Exercise description ▸
Whenever a line in the material below includes "Web事务", copy that line.

#### Extracted data

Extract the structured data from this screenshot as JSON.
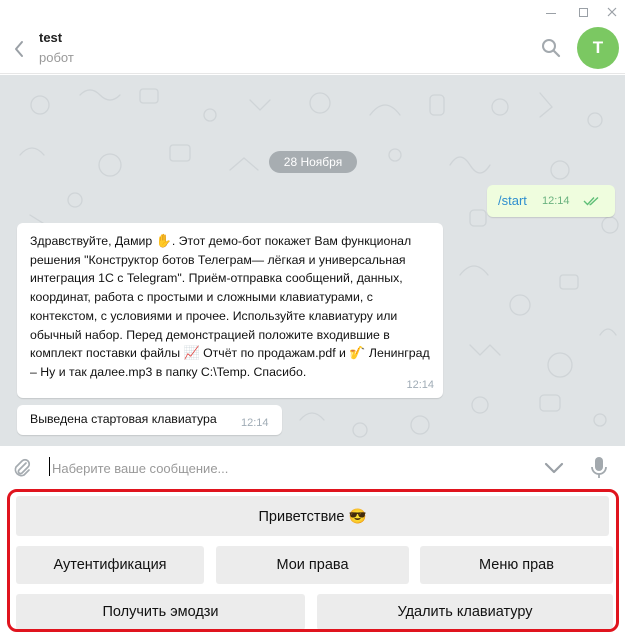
{
  "header": {
    "title": "test",
    "subtitle": "робот",
    "avatar_letter": "T",
    "avatar_color": "#7bc862"
  },
  "chat": {
    "date": "28 Ноября",
    "outgoing": {
      "text": "/start",
      "time": "12:14"
    },
    "incoming": [
      {
        "parts": {
          "p1": "Здравствуйте, Дамир ",
          "e1": "✋",
          "p2": ". Этот демо-бот покажет Вам функционал решения \"Конструктор ботов Телеграм— лёгкая и универсальная интеграция 1С с Telegram\". Приём-отправка сообщений, данных, координат, работа с простыми и сложными клавиатурами, с контекстом, с условиями и прочее. Используйте клавиатуру или обычный набор. Перед демонстрацией положите входившие в комплект поставки файлы ",
          "e2": "📈",
          "p3": " Отчёт по продажам.pdf и ",
          "e3": "🎷",
          "p4": " Ленинград – Ну и так далее.mp3 в папку C:\\Temp. Спасибо."
        },
        "time": "12:14"
      },
      {
        "text": "Выведена стартовая клавиатура",
        "time": "12:14"
      }
    ]
  },
  "composer": {
    "placeholder": "Наберите ваше сообщение..."
  },
  "keyboard": {
    "rows": [
      [
        "Приветствие 😎"
      ],
      [
        "Аутентификация",
        "Мои права",
        "Меню прав"
      ],
      [
        "Получить эмодзи",
        "Удалить клавиатуру"
      ]
    ]
  },
  "icons": {
    "back": "chevron-left-icon",
    "search": "search-icon",
    "attach": "paperclip-icon",
    "keyboard_toggle": "chevron-down-icon",
    "mic": "microphone-icon"
  },
  "colors": {
    "chat_bg": "#dfe3e5",
    "outgoing_bubble": "#effdde",
    "link": "#2f8fcf",
    "keyboard_highlight": "#e0141e"
  }
}
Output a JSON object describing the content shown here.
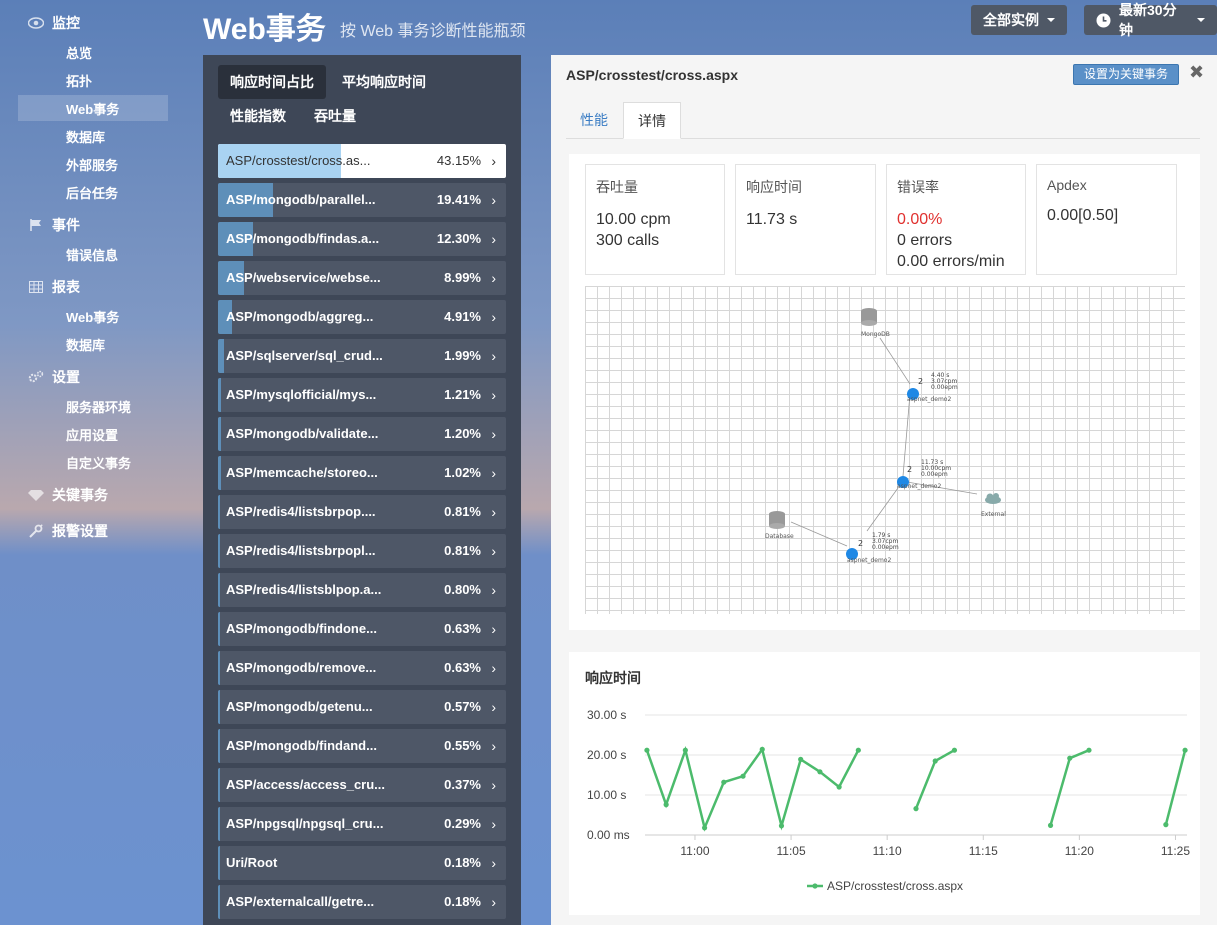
{
  "sidebar": {
    "groups": [
      {
        "label": "监控",
        "icon": "eye-icon"
      },
      {
        "label": "事件",
        "icon": "flag-icon"
      },
      {
        "label": "报表",
        "icon": "table-icon"
      },
      {
        "label": "设置",
        "icon": "gears-icon"
      },
      {
        "label": "关键事务",
        "icon": "diamond-icon"
      },
      {
        "label": "报警设置",
        "icon": "wrench-icon"
      }
    ],
    "items": [
      "总览",
      "拓扑",
      "Web事务",
      "数据库",
      "外部服务",
      "后台任务",
      "错误信息",
      "Web事务",
      "数据库",
      "服务器环境",
      "应用设置",
      "自定义事务"
    ],
    "active_item": "Web事务"
  },
  "header": {
    "title": "Web事务",
    "subtitle": "按 Web 事务诊断性能瓶颈",
    "instances_label": "全部实例",
    "time_label": "最新30分钟"
  },
  "list": {
    "tabs": [
      "响应时间占比",
      "平均响应时间",
      "性能指数",
      "吞吐量"
    ],
    "active_tab": "响应时间占比",
    "rows": [
      {
        "name": "ASP/crosstest/cross.as...",
        "pct": "43.15%",
        "value": 43.15
      },
      {
        "name": "ASP/mongodb/parallel...",
        "pct": "19.41%",
        "value": 19.41
      },
      {
        "name": "ASP/mongodb/findas.a...",
        "pct": "12.30%",
        "value": 12.3
      },
      {
        "name": "ASP/webservice/webse...",
        "pct": "8.99%",
        "value": 8.99
      },
      {
        "name": "ASP/mongodb/aggreg...",
        "pct": "4.91%",
        "value": 4.91
      },
      {
        "name": "ASP/sqlserver/sql_crud...",
        "pct": "1.99%",
        "value": 1.99
      },
      {
        "name": "ASP/mysqlofficial/mys...",
        "pct": "1.21%",
        "value": 1.21
      },
      {
        "name": "ASP/mongodb/validate...",
        "pct": "1.20%",
        "value": 1.2
      },
      {
        "name": "ASP/memcache/storeo...",
        "pct": "1.02%",
        "value": 1.02
      },
      {
        "name": "ASP/redis4/listsbrpop....",
        "pct": "0.81%",
        "value": 0.81
      },
      {
        "name": "ASP/redis4/listsbrpopl...",
        "pct": "0.81%",
        "value": 0.81
      },
      {
        "name": "ASP/redis4/listsblpop.a...",
        "pct": "0.80%",
        "value": 0.8
      },
      {
        "name": "ASP/mongodb/findone...",
        "pct": "0.63%",
        "value": 0.63
      },
      {
        "name": "ASP/mongodb/remove...",
        "pct": "0.63%",
        "value": 0.63
      },
      {
        "name": "ASP/mongodb/getenu...",
        "pct": "0.57%",
        "value": 0.57
      },
      {
        "name": "ASP/mongodb/findand...",
        "pct": "0.55%",
        "value": 0.55
      },
      {
        "name": "ASP/access/access_cru...",
        "pct": "0.37%",
        "value": 0.37
      },
      {
        "name": "ASP/npgsql/npgsql_cru...",
        "pct": "0.29%",
        "value": 0.29
      },
      {
        "name": "Uri/Root",
        "pct": "0.18%",
        "value": 0.18
      },
      {
        "name": "ASP/externalcall/getre...",
        "pct": "0.18%",
        "value": 0.18
      }
    ]
  },
  "detail": {
    "title": "ASP/crosstest/cross.aspx",
    "key_button": "设置为关键事务",
    "tabs": [
      "性能",
      "详情"
    ],
    "active_tab": "详情",
    "metrics": {
      "throughput": {
        "label": "吞吐量",
        "line1": "10.00 cpm",
        "line2": "300 calls"
      },
      "response": {
        "label": "响应时间",
        "line1": "11.73 s"
      },
      "error": {
        "label": "错误率",
        "line1": "0.00%",
        "line2": "0 errors",
        "line3": "0.00 errors/min"
      },
      "apdex": {
        "label": "Apdex",
        "line1": "0.00[0.50]"
      }
    },
    "topology": {
      "nodes": [
        {
          "label": "MongoDB",
          "icon": "database-icon"
        },
        {
          "label": "aspnet_demo2",
          "count": "2",
          "stats": [
            "4.40 s",
            "3.07cpm",
            "0.00epm"
          ]
        },
        {
          "label": "aspnet_demo2",
          "count": "2",
          "stats": [
            "11.73 s",
            "10.00cpm",
            "0.00epm"
          ]
        },
        {
          "label": "External",
          "icon": "cloud-icon"
        },
        {
          "label": "Database",
          "icon": "database-icon"
        },
        {
          "label": "aspnet_demo2",
          "count": "2",
          "stats": [
            "1.79 s",
            "3.07cpm",
            "0.00epm"
          ]
        }
      ]
    },
    "colors": {
      "accent": "#3b7dc4",
      "error": "#e0312f",
      "series": "#4cbb6c",
      "bar": "#5e8fb9"
    }
  },
  "chart_data": {
    "type": "line",
    "title": "响应时间",
    "yticks": [
      "30.00 s",
      "20.00 s",
      "10.00 s",
      "0.00 ms"
    ],
    "ylim": [
      0,
      30
    ],
    "xticks": [
      "11:00",
      "11:05",
      "11:10",
      "11:15",
      "11:20",
      "11:25"
    ],
    "xlim": [
      -2.6,
      25.6
    ],
    "legend_position": "bottom",
    "series": [
      {
        "name": "ASP/crosstest/cross.aspx",
        "segments": [
          [
            [
              -2.5,
              21.2
            ],
            [
              -1.5,
              7.6
            ],
            [
              -0.5,
              21.2
            ],
            [
              0.5,
              1.8
            ],
            [
              1.5,
              13.2
            ],
            [
              2.5,
              14.7
            ],
            [
              3.5,
              21.4
            ],
            [
              4.5,
              2.3
            ],
            [
              5.5,
              18.9
            ],
            [
              6.5,
              15.8
            ],
            [
              7.5,
              12.0
            ],
            [
              8.5,
              21.2
            ]
          ],
          [
            [
              11.5,
              6.6
            ],
            [
              12.5,
              18.5
            ],
            [
              13.5,
              21.2
            ]
          ],
          [
            [
              18.5,
              2.4
            ],
            [
              19.5,
              19.2
            ],
            [
              20.5,
              21.2
            ]
          ],
          [
            [
              24.5,
              2.6
            ],
            [
              25.5,
              21.2
            ]
          ]
        ]
      }
    ]
  }
}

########

Output below ▸
      "Web事务",
      "Web事务",
    "active_item": "Web事务"
    "title": "Web事务",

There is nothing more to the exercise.